bride and groom topper on wedding cake facing away from each other , The Consequences of Divorce on Your Estate Plan

No one likes to get divorced. Even worse is getting divorced when it hurts your estate plan. To learn about this one (of the many) consequences of divorce, keep reading.

Estate Planning When Divorce Is Pending

So, you’re on the brink of divorce. It’s more common than it used to be, but it does have consequences, including for your estate plan.

A divorce doesn’t automatically do away with an estate plan. Your marriage may be about to end, but your estate plan doesn’t have to. You’ll have to keep your future ex-spouse out of your estate by taking action.

Do away with any power of attorney that you and your spouse may have executed during your marriage. Also, check your will. Your ex-spouse may be due for their share of your estate or they might be in control of the whole thing.

If your spouse dies before your divorce is finalized, you’d receive an inheritance through their will. Without a will in that scenario, you’d get the whole estate if there aren’t any children from another relationship. Even if there are, you’d still get at least half of the estate. 

Let’s also consider life insurance. Sometimes you’ll have to keep paying life insurance according to the terms of the divorce agreement. If you don’t, you could have a lawsuit on your hands. So, if you don’t like the life insurance obligations as laid out in your divorce agreement, legally change them.

Post-Divorce Estate Planning

After divorce, there’s the matter of a health care proxy. This lets you choose someone to make medical decisions on your behalf if you couldn’t communicate in the event of a health emergency or if you were in a car accident. If you don’t want your ex-spouse to be your health care proxy, then you’ll have to update that.

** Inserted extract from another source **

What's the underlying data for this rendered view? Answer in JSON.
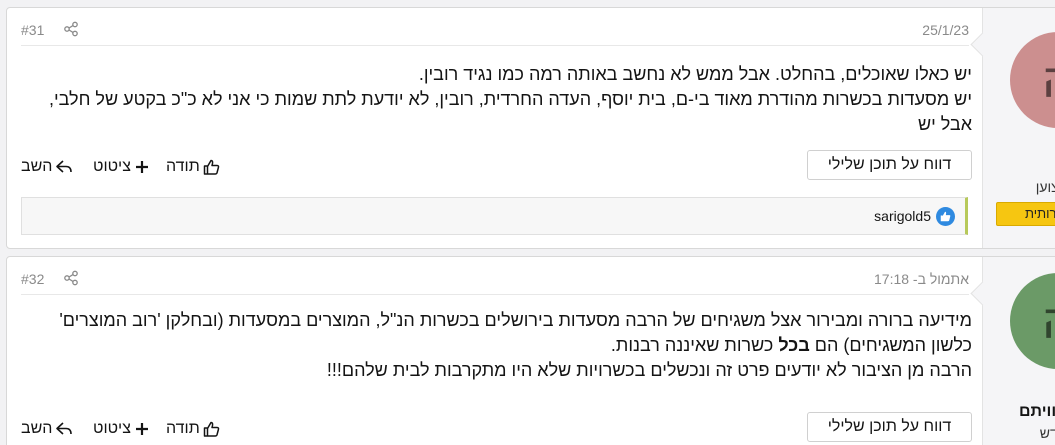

You’ll also need to take a second look at your beneficiary designations. Do you still want your ex-spouse to be the designated beneficiary of your retirement account, life insurance policy, or brokerage account? You have money, and you have the power to determine to whom it will go.

As a rule of thumb, your post-divorce estate plan should fall in line with all other legal documentation under your name. Separation, prenuptial, and postnuptial agreements should all reflect the terms of your estate plan. That means they should fully reflect all of your post-divorce financial plans.

Divorced With Kids

The kids matter, too. If your children are still minors, then a huge part of the estate plan is who looks after them if you pass away. Do you still want your ex-spouse looking after them after your divorce?

You’ll need a trust for any minor children. Without a trust for minor children (and with your ex-spouse as their guardian), your dreaded ex-spouse will control your children’s money until they turn 18. If you don’t want that to happen, then you’ll need a revocable trust that will allow a trustee of your choice to manage your children’s money if you pass away.

The Unavoidable Consequences of Divorce

Whether you like it or not, there are consequences of divorce that you can’t avoid. The good news is that with the right estate planner, your divorce won’t be so painful.

For painless adjustments to your post-divorce estate plan, contact Boyer Law Firm today.